James Cole Clay has been working as a film critic for the better part of a decade covering new releases, blu ray reviews and the occasional drive-in cult classic. His writing is dedicated to discovering social politics through diverse voices, primarily focusing on Women In Film and LGBTQ cinema.
James Clay // Film Critic
For horror fans and aficionados, the ghost of John Carpenter’s directorial career hangs above us all. Whether you are obsessed over his slow-burn plots and world-building or detest his penchant for making nasty pieces of cinema to celebrate horror in the modern age, you must reference the man who helped define 1980s cinema.
In comes budding filmmaker Joe Begos’ (BLISS), who has created an obvious homage to Carpenter’s ASSAULT ON PRECINCT 13.
His project, VFW, features a group of hard-nosed geriatric Vietnam veterans (a slaughterhouse of names and faces that have graced many prints of grindhouse cinema over the past 40 years). These gents are drinking their weight in whiskey at the titular deteriorating hangout. That’s until their night is interrupted by a group of punks. (I guess this is becoming the default villain for thrillers these days). The punks are in search of recouping their stash after a teen unexpectedly uses the VFW as a place to lay low.
We begin with Stephen Lang (DON’T BREATHE) as the head honcho and bartender of the VFW, and he’s rocking a rather becoming black beanie. Fred Williamson (BLACK CAESAR), who plays a man who won’t back down. Martin Kove (FIRST BLOOD: PART 2) is a soldier-turned-used-car-salesman. William Sadler (THE SHAWSHANK REDEMPTION) brings some levity to the situation. And lastly, David Patrick Kelly (THE WARRIORS), whose iconic voice hasn’t changed over all these years.
Begos uses his core cast quite well as they reminiscence about the past and dread what the future might hold. But what the actor-director alchemy does best is create an opportunity for spontaneity for the impending violence. Each of these guys is playing with a particular archetype, and Begos’ direction creates enough swerves to keep things from getting stagnant while still using a few locations. The problem is the feeling of the highly-stylized violence being disposable.
The air of desperation for VFW to become a midnight classic is apparent. With a plugin play version of genre tropes, it spins a wheel of more celebrated films with the novelty of it throwing up some devil horns and exclaiming: “Old guys rule!” The neon-drenched color palettes overwhelm the frame and make the action shots tough to see. There’s a heavy metal score by Steve Moore (who did a fantastic job with the music in THE GUEST) that’s so assaulting it loses all sight of creating a digestible aesthetic. It’s just too much to handle, and that could have been Begos’ stylistic aim. The style and references come at breakneck speed –– So much so that it begins to feel like the film was made by a fan rather than a filmmaker.

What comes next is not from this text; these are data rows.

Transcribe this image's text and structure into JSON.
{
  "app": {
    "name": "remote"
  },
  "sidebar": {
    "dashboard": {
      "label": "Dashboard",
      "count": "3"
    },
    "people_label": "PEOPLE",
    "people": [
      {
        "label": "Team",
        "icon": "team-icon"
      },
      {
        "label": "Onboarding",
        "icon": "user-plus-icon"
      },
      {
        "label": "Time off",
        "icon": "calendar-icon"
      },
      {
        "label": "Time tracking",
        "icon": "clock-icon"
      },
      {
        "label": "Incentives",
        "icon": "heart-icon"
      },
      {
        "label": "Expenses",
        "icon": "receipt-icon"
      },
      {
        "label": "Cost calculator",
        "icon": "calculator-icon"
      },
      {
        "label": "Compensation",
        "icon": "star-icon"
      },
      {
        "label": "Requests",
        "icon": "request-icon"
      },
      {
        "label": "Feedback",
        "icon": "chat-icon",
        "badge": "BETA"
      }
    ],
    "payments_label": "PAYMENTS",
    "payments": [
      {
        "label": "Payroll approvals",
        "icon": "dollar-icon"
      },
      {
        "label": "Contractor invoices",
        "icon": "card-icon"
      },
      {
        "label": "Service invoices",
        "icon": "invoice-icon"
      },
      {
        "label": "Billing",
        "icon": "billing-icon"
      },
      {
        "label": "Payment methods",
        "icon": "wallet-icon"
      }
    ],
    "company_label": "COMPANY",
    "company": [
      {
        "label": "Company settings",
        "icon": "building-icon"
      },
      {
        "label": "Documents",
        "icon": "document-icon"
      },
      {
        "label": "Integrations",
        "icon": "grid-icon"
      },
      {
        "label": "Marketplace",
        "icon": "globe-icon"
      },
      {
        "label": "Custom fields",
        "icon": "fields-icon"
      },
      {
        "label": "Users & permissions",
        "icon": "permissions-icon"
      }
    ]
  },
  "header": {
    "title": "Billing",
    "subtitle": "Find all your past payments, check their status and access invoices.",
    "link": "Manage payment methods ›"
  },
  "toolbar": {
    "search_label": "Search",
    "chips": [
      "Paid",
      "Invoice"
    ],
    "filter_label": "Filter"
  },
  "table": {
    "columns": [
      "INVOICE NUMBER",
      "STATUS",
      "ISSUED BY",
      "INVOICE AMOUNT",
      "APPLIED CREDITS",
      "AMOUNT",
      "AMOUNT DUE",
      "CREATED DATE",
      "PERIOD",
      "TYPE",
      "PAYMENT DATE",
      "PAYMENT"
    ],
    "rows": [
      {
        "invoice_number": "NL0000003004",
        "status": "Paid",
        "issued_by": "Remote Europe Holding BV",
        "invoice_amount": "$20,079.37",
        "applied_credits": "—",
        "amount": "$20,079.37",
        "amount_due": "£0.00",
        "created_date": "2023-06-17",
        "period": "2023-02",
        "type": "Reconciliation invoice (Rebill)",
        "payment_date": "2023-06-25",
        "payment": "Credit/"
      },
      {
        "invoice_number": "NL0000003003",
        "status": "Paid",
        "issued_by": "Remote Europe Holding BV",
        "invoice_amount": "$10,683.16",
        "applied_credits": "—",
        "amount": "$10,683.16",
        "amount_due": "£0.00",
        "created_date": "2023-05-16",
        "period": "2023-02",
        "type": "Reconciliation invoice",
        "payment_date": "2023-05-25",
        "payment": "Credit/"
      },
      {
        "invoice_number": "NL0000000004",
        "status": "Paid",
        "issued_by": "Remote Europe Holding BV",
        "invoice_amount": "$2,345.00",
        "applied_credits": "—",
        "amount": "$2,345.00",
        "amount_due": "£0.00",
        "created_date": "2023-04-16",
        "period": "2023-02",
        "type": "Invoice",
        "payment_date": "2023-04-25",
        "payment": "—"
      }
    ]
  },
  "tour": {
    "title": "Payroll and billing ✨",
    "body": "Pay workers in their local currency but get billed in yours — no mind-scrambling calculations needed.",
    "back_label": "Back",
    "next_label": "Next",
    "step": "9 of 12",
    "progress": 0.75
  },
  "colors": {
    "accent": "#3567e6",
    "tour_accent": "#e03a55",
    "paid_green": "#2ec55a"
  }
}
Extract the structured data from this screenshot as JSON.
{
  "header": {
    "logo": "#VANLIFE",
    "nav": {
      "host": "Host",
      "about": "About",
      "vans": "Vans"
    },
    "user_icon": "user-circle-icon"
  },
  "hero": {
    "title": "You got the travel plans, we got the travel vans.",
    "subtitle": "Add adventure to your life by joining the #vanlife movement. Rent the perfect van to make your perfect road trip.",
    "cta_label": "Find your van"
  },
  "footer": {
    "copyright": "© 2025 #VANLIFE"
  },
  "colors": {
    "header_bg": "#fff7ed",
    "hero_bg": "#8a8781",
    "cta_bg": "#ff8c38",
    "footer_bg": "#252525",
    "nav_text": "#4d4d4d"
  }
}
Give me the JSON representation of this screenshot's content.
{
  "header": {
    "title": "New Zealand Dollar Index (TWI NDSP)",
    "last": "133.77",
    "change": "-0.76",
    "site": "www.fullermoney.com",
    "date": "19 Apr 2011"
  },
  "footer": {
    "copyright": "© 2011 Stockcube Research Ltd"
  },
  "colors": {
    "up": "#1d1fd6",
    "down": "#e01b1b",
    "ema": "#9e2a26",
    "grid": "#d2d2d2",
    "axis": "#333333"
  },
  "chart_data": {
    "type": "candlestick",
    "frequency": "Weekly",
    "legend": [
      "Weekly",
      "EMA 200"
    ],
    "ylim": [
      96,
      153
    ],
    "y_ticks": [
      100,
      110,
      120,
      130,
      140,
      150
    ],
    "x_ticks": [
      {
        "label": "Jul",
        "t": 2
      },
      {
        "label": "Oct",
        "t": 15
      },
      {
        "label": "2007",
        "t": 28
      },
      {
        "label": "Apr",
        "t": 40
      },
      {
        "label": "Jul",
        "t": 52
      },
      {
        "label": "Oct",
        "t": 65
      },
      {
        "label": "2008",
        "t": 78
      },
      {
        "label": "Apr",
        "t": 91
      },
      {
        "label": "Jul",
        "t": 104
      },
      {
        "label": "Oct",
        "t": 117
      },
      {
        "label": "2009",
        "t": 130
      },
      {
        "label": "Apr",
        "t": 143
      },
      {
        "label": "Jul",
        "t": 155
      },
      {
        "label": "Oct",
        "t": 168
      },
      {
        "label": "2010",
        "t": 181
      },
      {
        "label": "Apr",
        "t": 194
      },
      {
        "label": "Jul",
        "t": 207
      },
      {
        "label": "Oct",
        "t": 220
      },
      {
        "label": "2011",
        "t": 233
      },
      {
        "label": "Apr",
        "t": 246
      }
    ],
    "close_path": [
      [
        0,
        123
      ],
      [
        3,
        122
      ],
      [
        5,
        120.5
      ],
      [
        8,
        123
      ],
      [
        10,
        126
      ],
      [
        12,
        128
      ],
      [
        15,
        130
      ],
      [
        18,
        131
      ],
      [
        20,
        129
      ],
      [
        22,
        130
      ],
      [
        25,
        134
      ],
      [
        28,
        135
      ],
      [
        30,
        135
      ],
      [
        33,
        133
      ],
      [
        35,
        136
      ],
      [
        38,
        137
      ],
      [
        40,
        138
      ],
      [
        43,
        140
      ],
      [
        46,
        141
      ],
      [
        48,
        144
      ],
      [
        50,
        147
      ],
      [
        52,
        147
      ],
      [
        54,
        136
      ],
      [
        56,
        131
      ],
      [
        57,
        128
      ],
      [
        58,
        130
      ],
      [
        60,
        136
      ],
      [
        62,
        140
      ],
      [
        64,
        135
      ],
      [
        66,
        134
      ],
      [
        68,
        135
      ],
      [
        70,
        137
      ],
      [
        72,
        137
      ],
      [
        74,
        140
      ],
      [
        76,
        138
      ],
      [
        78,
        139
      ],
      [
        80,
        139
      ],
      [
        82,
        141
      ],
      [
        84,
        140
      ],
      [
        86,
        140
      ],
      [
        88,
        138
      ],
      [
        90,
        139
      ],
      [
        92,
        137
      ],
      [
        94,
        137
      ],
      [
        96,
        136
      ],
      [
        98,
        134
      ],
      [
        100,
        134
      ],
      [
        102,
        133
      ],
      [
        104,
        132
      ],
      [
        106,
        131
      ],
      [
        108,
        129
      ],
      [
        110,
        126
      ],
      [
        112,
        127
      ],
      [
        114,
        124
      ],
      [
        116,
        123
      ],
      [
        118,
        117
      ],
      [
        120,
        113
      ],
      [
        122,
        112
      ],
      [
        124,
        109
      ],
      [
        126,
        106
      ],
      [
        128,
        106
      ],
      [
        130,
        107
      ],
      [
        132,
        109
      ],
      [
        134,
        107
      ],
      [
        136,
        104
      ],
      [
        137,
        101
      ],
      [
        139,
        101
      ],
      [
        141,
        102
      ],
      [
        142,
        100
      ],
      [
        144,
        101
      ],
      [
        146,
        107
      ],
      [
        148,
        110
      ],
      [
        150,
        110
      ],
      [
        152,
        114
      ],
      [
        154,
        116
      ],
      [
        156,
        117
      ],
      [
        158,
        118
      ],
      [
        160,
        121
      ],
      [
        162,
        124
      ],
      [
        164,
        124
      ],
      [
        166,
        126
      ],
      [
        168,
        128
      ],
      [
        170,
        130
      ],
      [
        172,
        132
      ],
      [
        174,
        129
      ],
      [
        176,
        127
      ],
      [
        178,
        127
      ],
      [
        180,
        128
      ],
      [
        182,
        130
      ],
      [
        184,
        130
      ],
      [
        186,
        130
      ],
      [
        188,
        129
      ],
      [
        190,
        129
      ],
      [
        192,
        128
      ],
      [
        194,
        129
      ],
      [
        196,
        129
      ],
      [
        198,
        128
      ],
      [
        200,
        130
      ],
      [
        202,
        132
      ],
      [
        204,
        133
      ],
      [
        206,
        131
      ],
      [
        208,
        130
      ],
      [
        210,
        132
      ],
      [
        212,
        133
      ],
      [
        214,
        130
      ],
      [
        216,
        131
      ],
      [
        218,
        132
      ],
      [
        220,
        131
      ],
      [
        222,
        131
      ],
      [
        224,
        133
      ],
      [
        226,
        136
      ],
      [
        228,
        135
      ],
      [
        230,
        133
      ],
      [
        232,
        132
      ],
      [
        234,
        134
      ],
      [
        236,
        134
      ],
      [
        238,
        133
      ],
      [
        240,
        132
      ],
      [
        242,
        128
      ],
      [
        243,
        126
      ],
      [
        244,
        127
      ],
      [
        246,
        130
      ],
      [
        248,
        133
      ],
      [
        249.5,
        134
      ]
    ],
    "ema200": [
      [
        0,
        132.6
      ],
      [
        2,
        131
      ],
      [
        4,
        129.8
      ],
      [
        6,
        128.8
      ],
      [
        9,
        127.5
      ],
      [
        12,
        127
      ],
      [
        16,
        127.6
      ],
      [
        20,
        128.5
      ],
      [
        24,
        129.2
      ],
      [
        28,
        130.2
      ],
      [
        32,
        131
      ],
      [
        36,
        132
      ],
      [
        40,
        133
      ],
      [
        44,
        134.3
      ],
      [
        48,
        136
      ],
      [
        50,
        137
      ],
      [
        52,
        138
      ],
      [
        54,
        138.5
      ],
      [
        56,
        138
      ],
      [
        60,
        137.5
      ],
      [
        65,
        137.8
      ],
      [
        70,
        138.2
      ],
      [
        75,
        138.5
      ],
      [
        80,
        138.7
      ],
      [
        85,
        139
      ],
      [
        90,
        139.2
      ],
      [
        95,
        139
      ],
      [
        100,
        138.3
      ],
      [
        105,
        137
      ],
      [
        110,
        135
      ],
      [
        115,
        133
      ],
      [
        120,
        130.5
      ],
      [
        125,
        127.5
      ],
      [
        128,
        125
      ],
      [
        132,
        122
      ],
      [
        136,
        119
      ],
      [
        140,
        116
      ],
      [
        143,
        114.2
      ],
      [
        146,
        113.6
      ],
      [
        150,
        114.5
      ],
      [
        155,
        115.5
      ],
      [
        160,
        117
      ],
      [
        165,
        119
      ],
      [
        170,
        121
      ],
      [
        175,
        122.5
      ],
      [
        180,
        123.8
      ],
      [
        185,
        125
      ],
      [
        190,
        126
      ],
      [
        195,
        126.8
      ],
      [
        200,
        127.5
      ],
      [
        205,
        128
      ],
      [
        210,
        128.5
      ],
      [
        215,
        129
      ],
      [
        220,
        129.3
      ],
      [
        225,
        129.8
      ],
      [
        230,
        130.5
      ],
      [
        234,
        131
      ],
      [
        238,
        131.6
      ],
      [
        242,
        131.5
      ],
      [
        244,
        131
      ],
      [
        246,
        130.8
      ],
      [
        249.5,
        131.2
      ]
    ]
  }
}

All these elements promote a longing for the past. (Bless the folks at Fangoria for giving edgy films a life.) It seems like some creative leash tightening is in order. Begos is a filmmaker with a vision for world-building to create these gritty what-if scenarios that play to the cheap seats of ’80s iconography. An adequately managed cast and a few well-timed broken skulls save VFW from very early retirement.
VFW is available on Blu-ray and VOD now, and it will be available to stream on Shudder in the coming months.